Night of the Demon has been one of the more elusive of Video Nasties to make it to DVD, at least in the US. In Europe, the film was released on DVD in the UK courtesy of Vipco (cut) and in Germany by Retrofilm (uncut) both discs featuring less than stellar transfers. (My copy is sourced from a VHS rip). Code Red are set to release their edition of the film, scheduled for October and should be the definitive release.

Video Nasty #33 - Night of the Bloody Apes

You might feel a little short changed by the title of this film, considering it contains only one single ape, and throughout the film he’s referred to as a gorilla. No matter, Night of the Bloody Apes is notable for being the jumping off point for many Exploitation fans into the wild world of Mexican Fantastique. Directed by Réne Cardona in 1968, the film is actually an update on the director's earlier 1963 film Doctor of Doom, with an added injection of nudity and violence. The film might not have a legion of apes at it's disposal, but at least it's bloody...

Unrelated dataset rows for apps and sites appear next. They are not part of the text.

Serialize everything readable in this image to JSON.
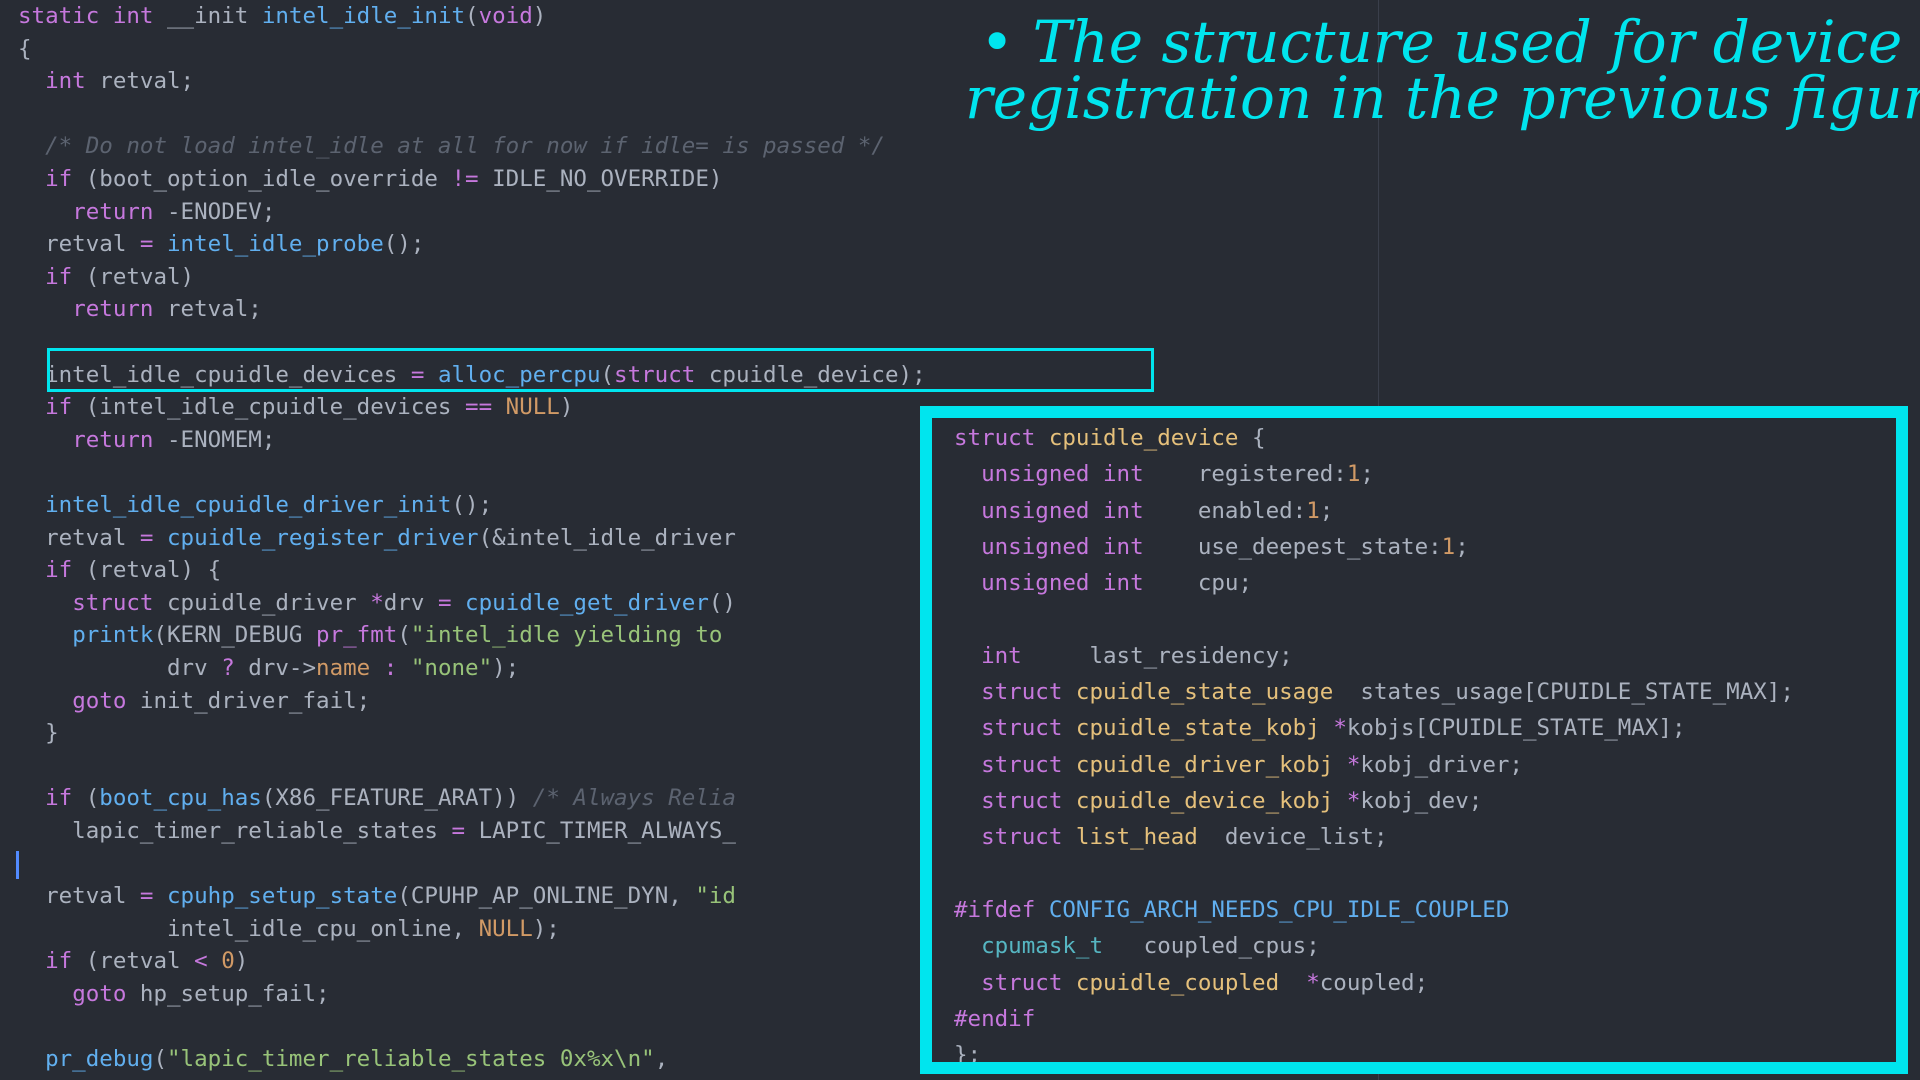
{
  "colors": {
    "background": "#282c34",
    "annotation": "#00e5ee",
    "keyword": "#c678dd",
    "function": "#61afef",
    "type": "#e5c07b",
    "number": "#d19a66",
    "string": "#98c379",
    "comment": "#5c6370"
  },
  "code_lines": [
    [
      {
        "t": "static int ",
        "c": "kw"
      },
      {
        "t": "__init ",
        "c": ""
      },
      {
        "t": "intel_idle_init",
        "c": "fn"
      },
      {
        "t": "(",
        "c": ""
      },
      {
        "t": "void",
        "c": "kw"
      },
      {
        "t": ")",
        "c": ""
      }
    ],
    [
      {
        "t": "{",
        "c": ""
      }
    ],
    [
      {
        "t": "  ",
        "c": ""
      },
      {
        "t": "int",
        "c": "kw"
      },
      {
        "t": " retval;",
        "c": ""
      }
    ],
    [],
    [
      {
        "t": "  /* Do not load intel_idle at all for now if idle= is passed */",
        "c": "cmt"
      }
    ],
    [
      {
        "t": "  ",
        "c": ""
      },
      {
        "t": "if",
        "c": "kw"
      },
      {
        "t": " (boot_option_idle_override ",
        "c": ""
      },
      {
        "t": "!=",
        "c": "op"
      },
      {
        "t": " IDLE_NO_OVERRIDE)",
        "c": ""
      }
    ],
    [
      {
        "t": "    ",
        "c": ""
      },
      {
        "t": "return",
        "c": "kw"
      },
      {
        "t": " -ENODEV;",
        "c": ""
      }
    ],
    [
      {
        "t": "  retval ",
        "c": ""
      },
      {
        "t": "=",
        "c": "op"
      },
      {
        "t": " ",
        "c": ""
      },
      {
        "t": "intel_idle_probe",
        "c": "fn"
      },
      {
        "t": "();",
        "c": ""
      }
    ],
    [
      {
        "t": "  ",
        "c": ""
      },
      {
        "t": "if",
        "c": "kw"
      },
      {
        "t": " (retval)",
        "c": ""
      }
    ],
    [
      {
        "t": "    ",
        "c": ""
      },
      {
        "t": "return",
        "c": "kw"
      },
      {
        "t": " retval;",
        "c": ""
      }
    ],
    [],
    [
      {
        "t": "  intel_idle_cpuidle_devices ",
        "c": ""
      },
      {
        "t": "=",
        "c": "op"
      },
      {
        "t": " ",
        "c": ""
      },
      {
        "t": "alloc_percpu",
        "c": "fn"
      },
      {
        "t": "(",
        "c": ""
      },
      {
        "t": "struct",
        "c": "kw"
      },
      {
        "t": " cpuidle_device);",
        "c": ""
      }
    ],
    [
      {
        "t": "  ",
        "c": ""
      },
      {
        "t": "if",
        "c": "kw"
      },
      {
        "t": " (intel_idle_cpuidle_devices ",
        "c": ""
      },
      {
        "t": "==",
        "c": "op"
      },
      {
        "t": " ",
        "c": ""
      },
      {
        "t": "NULL",
        "c": "num"
      },
      {
        "t": ")",
        "c": ""
      }
    ],
    [
      {
        "t": "    ",
        "c": ""
      },
      {
        "t": "return",
        "c": "kw"
      },
      {
        "t": " -ENOMEM;",
        "c": ""
      }
    ],
    [],
    [
      {
        "t": "  ",
        "c": ""
      },
      {
        "t": "intel_idle_cpuidle_driver_init",
        "c": "fn"
      },
      {
        "t": "();",
        "c": ""
      }
    ],
    [
      {
        "t": "  retval ",
        "c": ""
      },
      {
        "t": "=",
        "c": "op"
      },
      {
        "t": " ",
        "c": ""
      },
      {
        "t": "cpuidle_register_driver",
        "c": "fn"
      },
      {
        "t": "(&intel_idle_driver",
        "c": ""
      }
    ],
    [
      {
        "t": "  ",
        "c": ""
      },
      {
        "t": "if",
        "c": "kw"
      },
      {
        "t": " (retval) {",
        "c": ""
      }
    ],
    [
      {
        "t": "    ",
        "c": ""
      },
      {
        "t": "struct",
        "c": "kw"
      },
      {
        "t": " cpuidle_driver ",
        "c": ""
      },
      {
        "t": "*",
        "c": "op"
      },
      {
        "t": "drv ",
        "c": ""
      },
      {
        "t": "=",
        "c": "op"
      },
      {
        "t": " ",
        "c": ""
      },
      {
        "t": "cpuidle_get_driver",
        "c": "fn"
      },
      {
        "t": "()",
        "c": ""
      }
    ],
    [
      {
        "t": "    ",
        "c": ""
      },
      {
        "t": "printk",
        "c": "fn"
      },
      {
        "t": "(KERN_DEBUG ",
        "c": ""
      },
      {
        "t": "pr_fmt",
        "c": "kw"
      },
      {
        "t": "(",
        "c": ""
      },
      {
        "t": "\"intel_idle yielding to",
        "c": "str"
      }
    ],
    [
      {
        "t": "           drv ",
        "c": ""
      },
      {
        "t": "?",
        "c": "op"
      },
      {
        "t": " drv->",
        "c": ""
      },
      {
        "t": "name",
        "c": "num"
      },
      {
        "t": " ",
        "c": ""
      },
      {
        "t": ":",
        "c": "op"
      },
      {
        "t": " ",
        "c": ""
      },
      {
        "t": "\"none\"",
        "c": "str"
      },
      {
        "t": ");",
        "c": ""
      }
    ],
    [
      {
        "t": "    ",
        "c": ""
      },
      {
        "t": "goto",
        "c": "kw"
      },
      {
        "t": " init_driver_fail;",
        "c": ""
      }
    ],
    [
      {
        "t": "  }",
        "c": ""
      }
    ],
    [],
    [
      {
        "t": "  ",
        "c": ""
      },
      {
        "t": "if",
        "c": "kw"
      },
      {
        "t": " (",
        "c": ""
      },
      {
        "t": "boot_cpu_has",
        "c": "fn"
      },
      {
        "t": "(X86_FEATURE_ARAT)) ",
        "c": ""
      },
      {
        "t": "/* Always Relia",
        "c": "cmt"
      }
    ],
    [
      {
        "t": "    lapic_timer_reliable_states ",
        "c": ""
      },
      {
        "t": "=",
        "c": "op"
      },
      {
        "t": " LAPIC_TIMER_ALWAYS_",
        "c": ""
      }
    ],
    [],
    [
      {
        "t": "  retval ",
        "c": ""
      },
      {
        "t": "=",
        "c": "op"
      },
      {
        "t": " ",
        "c": ""
      },
      {
        "t": "cpuhp_setup_state",
        "c": "fn"
      },
      {
        "t": "(CPUHP_AP_ONLINE_DYN, ",
        "c": ""
      },
      {
        "t": "\"id",
        "c": "str"
      }
    ],
    [
      {
        "t": "           intel_idle_cpu_online, ",
        "c": ""
      },
      {
        "t": "NULL",
        "c": "num"
      },
      {
        "t": ");",
        "c": ""
      }
    ],
    [
      {
        "t": "  ",
        "c": ""
      },
      {
        "t": "if",
        "c": "kw"
      },
      {
        "t": " (retval ",
        "c": ""
      },
      {
        "t": "<",
        "c": "op"
      },
      {
        "t": " ",
        "c": ""
      },
      {
        "t": "0",
        "c": "num"
      },
      {
        "t": ")",
        "c": ""
      }
    ],
    [
      {
        "t": "    ",
        "c": ""
      },
      {
        "t": "goto",
        "c": "kw"
      },
      {
        "t": " hp_setup_fail;",
        "c": ""
      }
    ],
    [],
    [
      {
        "t": "  ",
        "c": ""
      },
      {
        "t": "pr_debug",
        "c": "fn"
      },
      {
        "t": "(",
        "c": ""
      },
      {
        "t": "\"lapic_timer_reliable_states 0x%x\\n\"",
        "c": "str"
      },
      {
        "t": ",",
        "c": ""
      }
    ]
  ],
  "struct_lines": [
    [
      {
        "t": "struct ",
        "c": "kw"
      },
      {
        "t": "cpuidle_device",
        "c": "ty"
      },
      {
        "t": " {",
        "c": ""
      }
    ],
    [
      {
        "t": "  ",
        "c": ""
      },
      {
        "t": "unsigned int",
        "c": "kw"
      },
      {
        "t": "    registered:",
        "c": ""
      },
      {
        "t": "1",
        "c": "num"
      },
      {
        "t": ";",
        "c": ""
      }
    ],
    [
      {
        "t": "  ",
        "c": ""
      },
      {
        "t": "unsigned int",
        "c": "kw"
      },
      {
        "t": "    enabled:",
        "c": ""
      },
      {
        "t": "1",
        "c": "num"
      },
      {
        "t": ";",
        "c": ""
      }
    ],
    [
      {
        "t": "  ",
        "c": ""
      },
      {
        "t": "unsigned int",
        "c": "kw"
      },
      {
        "t": "    use_deepest_state:",
        "c": ""
      },
      {
        "t": "1",
        "c": "num"
      },
      {
        "t": ";",
        "c": ""
      }
    ],
    [
      {
        "t": "  ",
        "c": ""
      },
      {
        "t": "unsigned int",
        "c": "kw"
      },
      {
        "t": "    cpu;",
        "c": ""
      }
    ],
    [],
    [
      {
        "t": "  ",
        "c": ""
      },
      {
        "t": "int",
        "c": "kw"
      },
      {
        "t": "     last_residency;",
        "c": ""
      }
    ],
    [
      {
        "t": "  ",
        "c": ""
      },
      {
        "t": "struct",
        "c": "kw"
      },
      {
        "t": " ",
        "c": ""
      },
      {
        "t": "cpuidle_state_usage",
        "c": "ty"
      },
      {
        "t": "  states_usage[CPUIDLE_STATE_MAX];",
        "c": ""
      }
    ],
    [
      {
        "t": "  ",
        "c": ""
      },
      {
        "t": "struct",
        "c": "kw"
      },
      {
        "t": " ",
        "c": ""
      },
      {
        "t": "cpuidle_state_kobj",
        "c": "ty"
      },
      {
        "t": " ",
        "c": ""
      },
      {
        "t": "*",
        "c": "op"
      },
      {
        "t": "kobjs[CPUIDLE_STATE_MAX];",
        "c": ""
      }
    ],
    [
      {
        "t": "  ",
        "c": ""
      },
      {
        "t": "struct",
        "c": "kw"
      },
      {
        "t": " ",
        "c": ""
      },
      {
        "t": "cpuidle_driver_kobj",
        "c": "ty"
      },
      {
        "t": " ",
        "c": ""
      },
      {
        "t": "*",
        "c": "op"
      },
      {
        "t": "kobj_driver;",
        "c": ""
      }
    ],
    [
      {
        "t": "  ",
        "c": ""
      },
      {
        "t": "struct",
        "c": "kw"
      },
      {
        "t": " ",
        "c": ""
      },
      {
        "t": "cpuidle_device_kobj",
        "c": "ty"
      },
      {
        "t": " ",
        "c": ""
      },
      {
        "t": "*",
        "c": "op"
      },
      {
        "t": "kobj_dev;",
        "c": ""
      }
    ],
    [
      {
        "t": "  ",
        "c": ""
      },
      {
        "t": "struct",
        "c": "kw"
      },
      {
        "t": " ",
        "c": ""
      },
      {
        "t": "list_head",
        "c": "ty"
      },
      {
        "t": "  device_list;",
        "c": ""
      }
    ],
    [],
    [
      {
        "t": "#ifdef",
        "c": "kw"
      },
      {
        "t": " ",
        "c": ""
      },
      {
        "t": "CONFIG_ARCH_NEEDS_CPU_IDLE_COUPLED",
        "c": "fn"
      }
    ],
    [
      {
        "t": "  ",
        "c": ""
      },
      {
        "t": "cpumask_t",
        "c": "cy"
      },
      {
        "t": "   coupled_cpus;",
        "c": ""
      }
    ],
    [
      {
        "t": "  ",
        "c": ""
      },
      {
        "t": "struct",
        "c": "kw"
      },
      {
        "t": " ",
        "c": ""
      },
      {
        "t": "cpuidle_coupled",
        "c": "ty"
      },
      {
        "t": "  ",
        "c": ""
      },
      {
        "t": "*",
        "c": "op"
      },
      {
        "t": "coupled;",
        "c": ""
      }
    ],
    [
      {
        "t": "#endif",
        "c": "kw"
      }
    ],
    [
      {
        "t": "};",
        "c": ""
      }
    ]
  ],
  "annotation": {
    "line1": "• The structure used for device (CPU)",
    "line2": "registration in the previous figure."
  }
}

A father's desperation to save his son from a terminal blood disease forces him to take drastic measures. The father, a head surgeon transplants his son's ailing heart with that of a gorilla. The operation at first seems a success but the road to recovery is littered with mutilation, murder and rape as the son transforms into a half-man half beast... Night of the Bloody Apes is essentially an old-fashioned Universal Horror film, a mix of mad science and monster mayhem updated with gore and nudity for the Blood Feast generation. That said, the film is uniquely Mexican with the inclusion of a superfluous subplot involving a masked Mexican female wrestler and her battles in the ring. Sadly, Cardona fumbles this element of film, and the expected finale, a gorilla vs wrestler smack down never materialises.

René Cardona, a giant in the annals of Mexican Exploitation Cinema brings an assured professionalism to the film despite the silliness of the story. The nudity is rather chaste compared to American B-movies of this era but the gore is plentiful and gleefully executed - throats are ripped, eyeballs gouged, one man is scalped while another is decapitated. The effects don't stand up to much scrutiny but Cardona imports some real-life eye-watering surgery footage during the transplant sequence guaranteed to sober up any gorehound. This footage is relatively brief but considering the amount of abrupt edits heard on the soundtrack during this sequence, the surgery footage might have been originally more expansive but underwent some last minute fine-tuning. Interestingly the sequence where the beast attacks a woman in her apartment features some explicit shots of the violated woman's bloodstained body which look like they might have been filmed some time after the original production wrapped, the inserts given away by the change in lighting and the fact that the beast's face is obscured.

Horror y Sexo !
Something Weird’s 2002 DVD of Night of the Bloody Apes is a real treat, the fullframe transfer looks gorgeous with strong colors, excellent detail and minimal print damage. Audio is equally robust with the film's score sound particularly punchy. Extras on the disc include some outtakes from the film, mostly botched effects and there’s the usual promo material like trailers and TV spots. This being a Something Weird disc, the DVD is kitted out with a number of odd short subjects relating to gorillas and wrestling. Also included on the disc is a second feature film, a tedious 1967 Argentine b/w horror called Feast of Flesh, directed by Emilio Vieyra of The Curious Case of Dr. Humpp fame.